It's the year of the baby in Kellyville. Four families within our group of friends are expecting babies to arrive around the holidays. And Eve has meals for moms on the brain. Usually, the gals in the group spend a week taking turns sending over hot meals to the new mom. This year, I'm thinking of sending frozen casseroles before the babies come. Then Mom can use them during the tired ninth month of pregnancy or save them for the sleep-deprived first month with baby. I made calls to the usual sources -- ladies who have opinions on all topics -- to get some tips on freezing meals. "I freeze just about everything," laughed foodie friend Nancy. "And I am a big fan of tripling recipes so that I have a few extra meals to freeze. But certain dishes where texture is important don't freeze well, like soufflés or mousses. And with chicken noodle soup, if you freeze it with the noodles, the noodles will soak up a lot of the liquid. So never put the noodles in with the soup to freeze it. Cook the noodles up and add them to the liquid when you are about to serve it."
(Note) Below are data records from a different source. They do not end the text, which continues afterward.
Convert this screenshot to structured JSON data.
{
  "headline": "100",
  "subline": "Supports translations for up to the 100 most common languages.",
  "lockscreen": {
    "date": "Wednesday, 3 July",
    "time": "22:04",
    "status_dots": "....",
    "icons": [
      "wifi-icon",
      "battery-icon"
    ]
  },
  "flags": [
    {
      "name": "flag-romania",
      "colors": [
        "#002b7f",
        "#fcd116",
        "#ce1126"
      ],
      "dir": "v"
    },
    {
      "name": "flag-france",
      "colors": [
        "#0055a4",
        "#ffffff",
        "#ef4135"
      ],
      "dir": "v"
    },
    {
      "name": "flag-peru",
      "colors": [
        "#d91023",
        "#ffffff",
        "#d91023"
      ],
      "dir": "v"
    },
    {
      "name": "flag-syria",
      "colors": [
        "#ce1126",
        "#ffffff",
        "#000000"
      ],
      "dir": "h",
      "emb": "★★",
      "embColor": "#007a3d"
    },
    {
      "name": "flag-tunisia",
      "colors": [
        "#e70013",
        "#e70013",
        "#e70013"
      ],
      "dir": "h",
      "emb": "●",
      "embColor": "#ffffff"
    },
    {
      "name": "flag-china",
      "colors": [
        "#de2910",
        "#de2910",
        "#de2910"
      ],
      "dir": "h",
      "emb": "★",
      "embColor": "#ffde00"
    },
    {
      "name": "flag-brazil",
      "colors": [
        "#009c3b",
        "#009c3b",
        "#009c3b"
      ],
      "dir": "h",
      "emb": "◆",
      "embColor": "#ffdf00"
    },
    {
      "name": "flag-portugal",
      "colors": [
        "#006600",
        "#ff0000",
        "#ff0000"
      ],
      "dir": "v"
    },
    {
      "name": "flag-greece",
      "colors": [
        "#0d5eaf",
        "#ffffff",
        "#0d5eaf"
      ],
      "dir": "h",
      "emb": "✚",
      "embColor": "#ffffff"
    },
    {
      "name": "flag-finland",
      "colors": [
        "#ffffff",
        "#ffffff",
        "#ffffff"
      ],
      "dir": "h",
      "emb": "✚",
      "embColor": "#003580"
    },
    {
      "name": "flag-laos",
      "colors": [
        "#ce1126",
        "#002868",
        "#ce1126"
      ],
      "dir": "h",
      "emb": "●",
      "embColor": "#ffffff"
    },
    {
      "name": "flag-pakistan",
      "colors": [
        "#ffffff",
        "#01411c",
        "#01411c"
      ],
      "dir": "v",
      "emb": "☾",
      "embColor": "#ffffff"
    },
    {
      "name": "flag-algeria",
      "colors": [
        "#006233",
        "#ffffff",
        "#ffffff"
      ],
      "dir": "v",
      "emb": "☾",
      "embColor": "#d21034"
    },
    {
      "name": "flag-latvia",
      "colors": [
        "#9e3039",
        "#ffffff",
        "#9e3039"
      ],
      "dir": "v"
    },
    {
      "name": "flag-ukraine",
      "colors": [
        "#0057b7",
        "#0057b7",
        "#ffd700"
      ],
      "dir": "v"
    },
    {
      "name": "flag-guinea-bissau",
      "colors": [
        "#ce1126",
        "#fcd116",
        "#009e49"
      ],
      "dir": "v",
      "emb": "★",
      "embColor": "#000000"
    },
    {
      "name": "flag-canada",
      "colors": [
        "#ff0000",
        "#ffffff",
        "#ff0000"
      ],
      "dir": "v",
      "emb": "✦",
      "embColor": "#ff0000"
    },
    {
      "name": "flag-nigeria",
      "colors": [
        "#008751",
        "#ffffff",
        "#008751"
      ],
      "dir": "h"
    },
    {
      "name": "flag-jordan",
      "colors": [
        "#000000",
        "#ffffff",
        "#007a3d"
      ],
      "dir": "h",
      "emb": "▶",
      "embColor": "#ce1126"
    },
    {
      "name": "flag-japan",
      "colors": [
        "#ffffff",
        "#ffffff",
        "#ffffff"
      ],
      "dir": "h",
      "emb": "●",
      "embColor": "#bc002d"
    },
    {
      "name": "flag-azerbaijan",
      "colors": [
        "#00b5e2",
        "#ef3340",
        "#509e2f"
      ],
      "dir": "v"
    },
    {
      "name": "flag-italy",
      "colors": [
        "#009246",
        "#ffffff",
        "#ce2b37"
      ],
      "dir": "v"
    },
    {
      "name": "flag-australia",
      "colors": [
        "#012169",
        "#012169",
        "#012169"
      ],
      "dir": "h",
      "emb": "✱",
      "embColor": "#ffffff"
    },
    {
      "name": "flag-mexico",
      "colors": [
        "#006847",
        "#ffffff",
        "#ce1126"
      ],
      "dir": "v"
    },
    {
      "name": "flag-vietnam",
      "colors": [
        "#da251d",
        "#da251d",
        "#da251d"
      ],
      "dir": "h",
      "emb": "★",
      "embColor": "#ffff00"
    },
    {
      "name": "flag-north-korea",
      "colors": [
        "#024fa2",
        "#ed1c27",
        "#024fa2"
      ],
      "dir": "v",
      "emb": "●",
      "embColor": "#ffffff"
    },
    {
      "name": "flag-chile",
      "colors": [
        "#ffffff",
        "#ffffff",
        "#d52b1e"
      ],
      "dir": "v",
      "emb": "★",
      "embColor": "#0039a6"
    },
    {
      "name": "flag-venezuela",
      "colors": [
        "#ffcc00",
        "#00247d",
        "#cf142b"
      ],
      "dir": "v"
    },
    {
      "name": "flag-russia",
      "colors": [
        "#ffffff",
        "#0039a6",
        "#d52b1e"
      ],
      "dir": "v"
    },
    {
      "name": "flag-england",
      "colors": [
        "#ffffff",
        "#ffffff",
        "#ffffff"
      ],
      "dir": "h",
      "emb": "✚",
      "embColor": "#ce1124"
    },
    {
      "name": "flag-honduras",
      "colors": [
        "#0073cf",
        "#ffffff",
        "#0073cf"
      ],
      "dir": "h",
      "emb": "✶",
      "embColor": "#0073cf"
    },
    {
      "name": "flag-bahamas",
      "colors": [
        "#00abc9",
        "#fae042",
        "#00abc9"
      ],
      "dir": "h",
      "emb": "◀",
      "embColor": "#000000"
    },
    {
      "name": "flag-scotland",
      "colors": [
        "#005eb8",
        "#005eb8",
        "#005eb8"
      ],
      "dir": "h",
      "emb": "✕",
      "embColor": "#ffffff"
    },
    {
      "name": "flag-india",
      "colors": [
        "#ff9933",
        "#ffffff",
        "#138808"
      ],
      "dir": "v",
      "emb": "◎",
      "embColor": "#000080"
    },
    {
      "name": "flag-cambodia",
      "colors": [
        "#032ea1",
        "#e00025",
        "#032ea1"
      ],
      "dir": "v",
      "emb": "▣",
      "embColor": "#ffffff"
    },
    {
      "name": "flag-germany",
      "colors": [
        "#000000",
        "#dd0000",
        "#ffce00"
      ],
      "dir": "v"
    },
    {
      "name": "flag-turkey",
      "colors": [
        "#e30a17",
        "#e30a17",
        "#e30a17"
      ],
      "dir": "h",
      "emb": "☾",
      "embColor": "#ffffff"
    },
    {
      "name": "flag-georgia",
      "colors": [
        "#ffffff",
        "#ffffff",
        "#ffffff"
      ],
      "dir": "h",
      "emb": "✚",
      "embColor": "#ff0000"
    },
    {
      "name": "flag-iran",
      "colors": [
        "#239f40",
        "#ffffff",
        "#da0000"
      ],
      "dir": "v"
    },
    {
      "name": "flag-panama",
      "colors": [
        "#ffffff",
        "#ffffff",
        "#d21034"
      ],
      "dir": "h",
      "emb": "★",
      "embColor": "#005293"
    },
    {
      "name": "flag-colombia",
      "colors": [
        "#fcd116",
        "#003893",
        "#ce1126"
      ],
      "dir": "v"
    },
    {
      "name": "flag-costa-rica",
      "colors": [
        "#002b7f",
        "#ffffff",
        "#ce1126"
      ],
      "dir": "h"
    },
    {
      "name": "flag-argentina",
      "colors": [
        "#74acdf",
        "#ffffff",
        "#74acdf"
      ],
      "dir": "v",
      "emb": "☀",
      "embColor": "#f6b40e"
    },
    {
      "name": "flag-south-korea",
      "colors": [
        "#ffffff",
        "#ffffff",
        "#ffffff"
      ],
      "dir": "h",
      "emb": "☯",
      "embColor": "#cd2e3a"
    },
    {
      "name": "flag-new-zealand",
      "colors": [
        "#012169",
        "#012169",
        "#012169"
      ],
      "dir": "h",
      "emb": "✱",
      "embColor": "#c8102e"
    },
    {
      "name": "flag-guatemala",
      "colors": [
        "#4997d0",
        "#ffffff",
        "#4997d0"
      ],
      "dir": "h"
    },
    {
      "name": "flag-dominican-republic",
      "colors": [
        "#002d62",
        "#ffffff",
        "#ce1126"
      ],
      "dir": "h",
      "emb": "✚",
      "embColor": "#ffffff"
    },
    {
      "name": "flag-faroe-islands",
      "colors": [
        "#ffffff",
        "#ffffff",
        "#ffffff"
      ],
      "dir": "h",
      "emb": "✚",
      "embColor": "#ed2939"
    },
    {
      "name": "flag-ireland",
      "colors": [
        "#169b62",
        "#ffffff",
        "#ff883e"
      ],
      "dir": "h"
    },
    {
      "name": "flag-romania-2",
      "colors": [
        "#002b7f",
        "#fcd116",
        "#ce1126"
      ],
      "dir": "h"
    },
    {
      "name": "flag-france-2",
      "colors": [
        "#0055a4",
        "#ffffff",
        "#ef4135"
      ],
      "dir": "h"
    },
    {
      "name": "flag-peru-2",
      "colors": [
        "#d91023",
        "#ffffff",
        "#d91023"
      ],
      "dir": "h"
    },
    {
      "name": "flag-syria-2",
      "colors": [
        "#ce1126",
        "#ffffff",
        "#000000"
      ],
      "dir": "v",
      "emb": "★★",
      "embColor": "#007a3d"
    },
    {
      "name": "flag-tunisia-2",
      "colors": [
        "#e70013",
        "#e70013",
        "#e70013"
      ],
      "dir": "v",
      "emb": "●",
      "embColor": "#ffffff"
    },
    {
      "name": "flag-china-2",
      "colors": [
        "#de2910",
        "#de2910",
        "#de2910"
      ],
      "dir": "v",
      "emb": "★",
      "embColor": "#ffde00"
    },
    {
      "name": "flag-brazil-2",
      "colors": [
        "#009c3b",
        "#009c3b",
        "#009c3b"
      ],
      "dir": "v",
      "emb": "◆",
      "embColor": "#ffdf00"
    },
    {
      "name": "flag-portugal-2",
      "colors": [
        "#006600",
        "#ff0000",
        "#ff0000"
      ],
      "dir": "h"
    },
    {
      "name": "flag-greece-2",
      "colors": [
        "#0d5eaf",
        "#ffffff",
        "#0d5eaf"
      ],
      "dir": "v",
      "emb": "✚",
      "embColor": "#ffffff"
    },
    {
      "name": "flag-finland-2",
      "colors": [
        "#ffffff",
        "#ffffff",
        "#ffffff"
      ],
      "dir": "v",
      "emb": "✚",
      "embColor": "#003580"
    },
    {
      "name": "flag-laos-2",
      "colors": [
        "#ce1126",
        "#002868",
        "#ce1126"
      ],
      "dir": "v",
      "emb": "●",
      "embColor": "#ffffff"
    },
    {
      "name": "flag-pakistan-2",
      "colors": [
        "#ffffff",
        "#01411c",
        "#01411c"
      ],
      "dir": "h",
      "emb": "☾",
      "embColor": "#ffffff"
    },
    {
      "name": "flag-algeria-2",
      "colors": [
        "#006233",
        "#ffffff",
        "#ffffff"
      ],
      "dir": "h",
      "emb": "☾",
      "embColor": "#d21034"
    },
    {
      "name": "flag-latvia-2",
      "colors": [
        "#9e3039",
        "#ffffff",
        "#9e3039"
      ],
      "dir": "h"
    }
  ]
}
Nancy continued, "With most food, it's a question of how you defrost it. Some things are harder than others to defrost. Muffins freeze nicely and then only take about 30 seconds in the microwave to warm up. Potatoes gratin, chicken dishes, meatballs, tomato sauces, soups, cookie dough, and meatloaf are all regular frozen items in my freezer. With meatloaf, I prepare it in muffin tins, so I have individual serving sized loafs. We call them 'meat muffs.'
"Any dish that calls for frozen peas, I add the frozen peas to the dish right before putting it into the freezer so the peas stay frozen and don't get mushy."
Nancy offered one of her favorite recipes to freeze. "It is a 40-clove garlic chicken," she said. "You slowly sauté chicken parts in white wine, chicken stock, butter, garlic, and salt and pepper. That dish is a good freezer meal."
Cathy prepares freezer meals for a different reason. "I hate cooking," she explained. "So if I prepare a meal for a friend, I also make one for my family and freeze it. Quiches freeze well if you prepare the crust correctly. My go-to recipe is governor's chicken, which only has a few ingredients: onion-soup mix, Italian dressing, and apricot preserves. Mix them all together and pour onto chicken breasts and bake for 25 minutes. Serve over rice. It's a take on a sweet-and-sour recipe, and kids always enjoy it."
Cathy also recommended chili. "The meat can be round steak or pork, and you add garlic, onions, bacon, diced tomatoes, wine, kidney, pinto, and great northern beans. Season with cumin, chili powder, and black pepper and simmer for three hours. Serve over cornbread with grated cheese. It's a great comfort food and a protein blast for the new mom."
Erica suggested a pasta meal. "I've been making stuffed manicotti shells, which are easy to prepare and freeze well. Cook pasta shells about six minutes until they are still a bit stiff. Make up the ricotta mixture, stuff the shells, and freeze them in Ziploc bags. When you are ready to cook them up, just pour tomato sauce over them and bake."
"I just made green chile chicken enchiladas from Sunset magazine's September issue," explained Jill, "and I must say, it was a crowd favorite. I'm adding it to my regular-meals list. The cooked enchiladas can keep in the freezer for a month. The recipe calls for roasted green chilies, but I used jarred green chilies from Trader Joe's. It also called for garlic, butter, olive oil, chicken broth, corn tortillas, salt and pepper, and sour cream."
Sarah suggested a tuna casserole. "It doesn't sound that tasty but it does come out delicious. Boil any type of pasta and add milk, any cream-soup mix, mayo, onion, tuna, and top with shredded cheese. I leave the peas out because my kids won't touch them, but the recipe does call for them and sliced mushrooms."
I found a few more freezing/thawing tips online at life.familyeducation.com . "Cool foods quickly before packaging. Don't let food stand at room temperature longer than 30 minutes before freezing.
"Do not freeze tomato-based or other acidic foods in aluminum baking pans or cover them with aluminum foil.
"Freezer burn occurs when foods are frozen for an extended period of time or not properly wrapped and sealed. Even though these foods do not pose any health risks, the freezer-burned areas will be dried out and tasteless.
"Never defrost perishable foods (meat, poultry, fish/seafood, dairy, eggs) outdoors, in a cold room in the house, or on the kitchen counter." Instead, the site suggested using the refrigerator to defrost "meat/poultry/seafood or casseroles 24 to 48 hours or until completely thawed.... For fast thawing, place frozen packages in a watertight, sealed bag and cover with cold water. In the microwave oven, remove food from store wrapping (foam trays or plastic wrap) that may release chemicals into foods. Allow six to eight minutes per pound of food when thawing in microwave on low heat."